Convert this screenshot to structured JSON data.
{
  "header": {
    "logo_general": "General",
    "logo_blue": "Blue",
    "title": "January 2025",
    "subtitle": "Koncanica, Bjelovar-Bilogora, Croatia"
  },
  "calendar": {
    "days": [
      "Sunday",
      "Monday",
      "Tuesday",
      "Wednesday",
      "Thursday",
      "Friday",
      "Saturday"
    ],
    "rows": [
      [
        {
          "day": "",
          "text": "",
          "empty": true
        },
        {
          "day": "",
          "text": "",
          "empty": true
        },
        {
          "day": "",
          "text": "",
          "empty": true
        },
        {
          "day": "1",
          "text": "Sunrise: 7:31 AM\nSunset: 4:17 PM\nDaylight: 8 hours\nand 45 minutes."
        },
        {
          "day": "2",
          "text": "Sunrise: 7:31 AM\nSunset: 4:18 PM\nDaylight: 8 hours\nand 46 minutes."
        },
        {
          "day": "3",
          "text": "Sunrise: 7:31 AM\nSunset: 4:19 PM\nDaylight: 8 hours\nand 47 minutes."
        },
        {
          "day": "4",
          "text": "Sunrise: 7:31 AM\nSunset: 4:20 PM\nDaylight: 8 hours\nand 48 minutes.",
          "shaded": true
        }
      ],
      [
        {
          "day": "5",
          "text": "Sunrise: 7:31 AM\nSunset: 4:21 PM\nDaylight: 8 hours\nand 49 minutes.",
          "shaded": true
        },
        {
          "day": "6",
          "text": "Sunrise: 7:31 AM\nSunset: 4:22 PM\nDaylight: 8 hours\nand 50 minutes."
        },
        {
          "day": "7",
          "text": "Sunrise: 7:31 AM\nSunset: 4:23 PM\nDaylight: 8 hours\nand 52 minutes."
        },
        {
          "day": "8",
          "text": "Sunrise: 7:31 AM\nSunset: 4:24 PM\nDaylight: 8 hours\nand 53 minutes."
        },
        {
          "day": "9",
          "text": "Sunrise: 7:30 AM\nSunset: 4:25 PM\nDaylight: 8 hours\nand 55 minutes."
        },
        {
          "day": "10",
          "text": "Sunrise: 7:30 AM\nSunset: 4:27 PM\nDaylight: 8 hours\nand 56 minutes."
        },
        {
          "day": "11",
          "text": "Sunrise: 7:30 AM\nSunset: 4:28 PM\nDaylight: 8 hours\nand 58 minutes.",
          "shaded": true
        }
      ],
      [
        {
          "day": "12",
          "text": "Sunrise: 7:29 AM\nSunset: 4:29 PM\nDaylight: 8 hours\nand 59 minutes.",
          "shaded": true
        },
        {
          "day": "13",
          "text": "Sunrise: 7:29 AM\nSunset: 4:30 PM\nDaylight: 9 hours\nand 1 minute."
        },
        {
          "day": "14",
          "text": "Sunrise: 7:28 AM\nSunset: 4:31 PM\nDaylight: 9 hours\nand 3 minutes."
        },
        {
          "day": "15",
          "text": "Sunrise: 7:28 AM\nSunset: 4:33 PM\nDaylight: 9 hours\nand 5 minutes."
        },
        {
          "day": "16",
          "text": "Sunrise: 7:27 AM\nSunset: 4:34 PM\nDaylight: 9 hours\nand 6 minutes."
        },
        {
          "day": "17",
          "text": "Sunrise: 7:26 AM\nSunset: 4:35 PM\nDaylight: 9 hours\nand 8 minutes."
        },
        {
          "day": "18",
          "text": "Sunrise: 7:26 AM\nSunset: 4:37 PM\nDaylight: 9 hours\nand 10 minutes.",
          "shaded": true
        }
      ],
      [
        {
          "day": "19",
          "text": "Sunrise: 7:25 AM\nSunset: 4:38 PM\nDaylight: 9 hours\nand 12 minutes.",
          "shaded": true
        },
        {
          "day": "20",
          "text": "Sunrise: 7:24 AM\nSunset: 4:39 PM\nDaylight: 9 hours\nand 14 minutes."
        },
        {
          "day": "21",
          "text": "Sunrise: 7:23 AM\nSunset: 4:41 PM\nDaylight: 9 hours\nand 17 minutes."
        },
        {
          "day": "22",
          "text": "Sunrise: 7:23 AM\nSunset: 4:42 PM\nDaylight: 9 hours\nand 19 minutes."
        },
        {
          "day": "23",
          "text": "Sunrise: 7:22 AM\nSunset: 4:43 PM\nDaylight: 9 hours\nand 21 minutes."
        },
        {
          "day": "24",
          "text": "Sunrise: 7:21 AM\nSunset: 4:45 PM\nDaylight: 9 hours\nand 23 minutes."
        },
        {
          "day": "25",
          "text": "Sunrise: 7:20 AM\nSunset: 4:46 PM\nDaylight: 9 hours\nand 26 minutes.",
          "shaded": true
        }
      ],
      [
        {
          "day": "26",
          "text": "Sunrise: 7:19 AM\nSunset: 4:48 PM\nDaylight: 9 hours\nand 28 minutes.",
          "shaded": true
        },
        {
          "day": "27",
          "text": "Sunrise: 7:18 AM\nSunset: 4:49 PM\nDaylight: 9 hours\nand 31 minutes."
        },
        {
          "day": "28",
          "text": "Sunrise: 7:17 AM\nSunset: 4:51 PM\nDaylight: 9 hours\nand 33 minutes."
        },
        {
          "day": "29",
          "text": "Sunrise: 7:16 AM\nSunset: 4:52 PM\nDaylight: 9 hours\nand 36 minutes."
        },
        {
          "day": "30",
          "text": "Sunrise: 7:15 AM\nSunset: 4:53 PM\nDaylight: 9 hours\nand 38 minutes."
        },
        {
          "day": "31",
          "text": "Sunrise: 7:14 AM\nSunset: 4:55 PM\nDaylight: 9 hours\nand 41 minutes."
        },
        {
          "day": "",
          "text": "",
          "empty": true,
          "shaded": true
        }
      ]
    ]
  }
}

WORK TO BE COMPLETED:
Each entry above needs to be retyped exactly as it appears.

ANSWER TO THIS PROBLEM:
Convert this screenshot to structured JSON data.
{
  "header": {
    "logo_general": "General",
    "logo_blue": "Blue",
    "title": "January 2025",
    "subtitle": "Koncanica, Bjelovar-Bilogora, Croatia"
  },
  "calendar": {
    "days": [
      "Sunday",
      "Monday",
      "Tuesday",
      "Wednesday",
      "Thursday",
      "Friday",
      "Saturday"
    ],
    "rows": [
      [
        {
          "day": "",
          "text": "",
          "empty": true
        },
        {
          "day": "",
          "text": "",
          "empty": true
        },
        {
          "day": "",
          "text": "",
          "empty": true
        },
        {
          "day": "1",
          "text": "Sunrise: 7:31 AM\nSunset: 4:17 PM\nDaylight: 8 hours\nand 45 minutes."
        },
        {
          "day": "2",
          "text": "Sunrise: 7:31 AM\nSunset: 4:18 PM\nDaylight: 8 hours\nand 46 minutes."
        },
        {
          "day": "3",
          "text": "Sunrise: 7:31 AM\nSunset: 4:19 PM\nDaylight: 8 hours\nand 47 minutes."
        },
        {
          "day": "4",
          "text": "Sunrise: 7:31 AM\nSunset: 4:20 PM\nDaylight: 8 hours\nand 48 minutes.",
          "shaded": true
        }
      ],
      [
        {
          "day": "5",
          "text": "Sunrise: 7:31 AM\nSunset: 4:21 PM\nDaylight: 8 hours\nand 49 minutes.",
          "shaded": true
        },
        {
          "day": "6",
          "text": "Sunrise: 7:31 AM\nSunset: 4:22 PM\nDaylight: 8 hours\nand 50 minutes."
        },
        {
          "day": "7",
          "text": "Sunrise: 7:31 AM\nSunset: 4:23 PM\nDaylight: 8 hours\nand 52 minutes."
        },
        {
          "day": "8",
          "text": "Sunrise: 7:31 AM\nSunset: 4:24 PM\nDaylight: 8 hours\nand 53 minutes."
        },
        {
          "day": "9",
          "text": "Sunrise: 7:30 AM\nSunset: 4:25 PM\nDaylight: 8 hours\nand 55 minutes."
        },
        {
          "day": "10",
          "text": "Sunrise: 7:30 AM\nSunset: 4:27 PM\nDaylight: 8 hours\nand 56 minutes."
        },
        {
          "day": "11",
          "text": "Sunrise: 7:30 AM\nSunset: 4:28 PM\nDaylight: 8 hours\nand 58 minutes.",
          "shaded": true
        }
      ],
      [
        {
          "day": "12",
          "text": "Sunrise: 7:29 AM\nSunset: 4:29 PM\nDaylight: 8 hours\nand 59 minutes.",
          "shaded": true
        },
        {
          "day": "13",
          "text": "Sunrise: 7:29 AM\nSunset: 4:30 PM\nDaylight: 9 hours\nand 1 minute."
        },
        {
          "day": "14",
          "text": "Sunrise: 7:28 AM\nSunset: 4:31 PM\nDaylight: 9 hours\nand 3 minutes."
        },
        {
          "day": "15",
          "text": "Sunrise: 7:28 AM\nSunset: 4:33 PM\nDaylight: 9 hours\nand 5 minutes."
        },
        {
          "day": "16",
          "text": "Sunrise: 7:27 AM\nSunset: 4:34 PM\nDaylight: 9 hours\nand 6 minutes."
        },
        {
          "day": "17",
          "text": "Sunrise: 7:26 AM\nSunset: 4:35 PM\nDaylight: 9 hours\nand 8 minutes."
        },
        {
          "day": "18",
          "text": "Sunrise: 7:26 AM\nSunset: 4:37 PM\nDaylight: 9 hours\nand 10 minutes.",
          "shaded": true
        }
      ],
      [
        {
          "day": "19",
          "text": "Sunrise: 7:25 AM\nSunset: 4:38 PM\nDaylight: 9 hours\nand 12 minutes.",
          "shaded": true
        },
        {
          "day": "20",
          "text": "Sunrise: 7:24 AM\nSunset: 4:39 PM\nDaylight: 9 hours\nand 14 minutes."
        },
        {
          "day": "21",
          "text": "Sunrise: 7:23 AM\nSunset: 4:41 PM\nDaylight: 9 hours\nand 17 minutes."
        },
        {
          "day": "22",
          "text": "Sunrise: 7:23 AM\nSunset: 4:42 PM\nDaylight: 9 hours\nand 19 minutes."
        },
        {
          "day": "23",
          "text": "Sunrise: 7:22 AM\nSunset: 4:43 PM\nDaylight: 9 hours\nand 21 minutes."
        },
        {
          "day": "24",
          "text": "Sunrise: 7:21 AM\nSunset: 4:45 PM\nDaylight: 9 hours\nand 23 minutes."
        },
        {
          "day": "25",
          "text": "Sunrise: 7:20 AM\nSunset: 4:46 PM\nDaylight: 9 hours\nand 26 minutes.",
          "shaded": true
        }
      ],
      [
        {
          "day": "26",
          "text": "Sunrise: 7:19 AM\nSunset: 4:48 PM\nDaylight: 9 hours\nand 28 minutes.",
          "shaded": true
        },
        {
          "day": "27",
          "text": "Sunrise: 7:18 AM\nSunset: 4:49 PM\nDaylight: 9 hours\nand 31 minutes."
        },
        {
          "day": "28",
          "text": "Sunrise: 7:17 AM\nSunset: 4:51 PM\nDaylight: 9 hours\nand 33 minutes."
        },
        {
          "day": "29",
          "text": "Sunrise: 7:16 AM\nSunset: 4:52 PM\nDaylight: 9 hours\nand 36 minutes."
        },
        {
          "day": "30",
          "text": "Sunrise: 7:15 AM\nSunset: 4:53 PM\nDaylight: 9 hours\nand 38 minutes."
        },
        {
          "day": "31",
          "text": "Sunrise: 7:14 AM\nSunset: 4:55 PM\nDaylight: 9 hours\nand 41 minutes."
        },
        {
          "day": "",
          "text": "",
          "empty": true,
          "shaded": true
        }
      ]
    ]
  }
}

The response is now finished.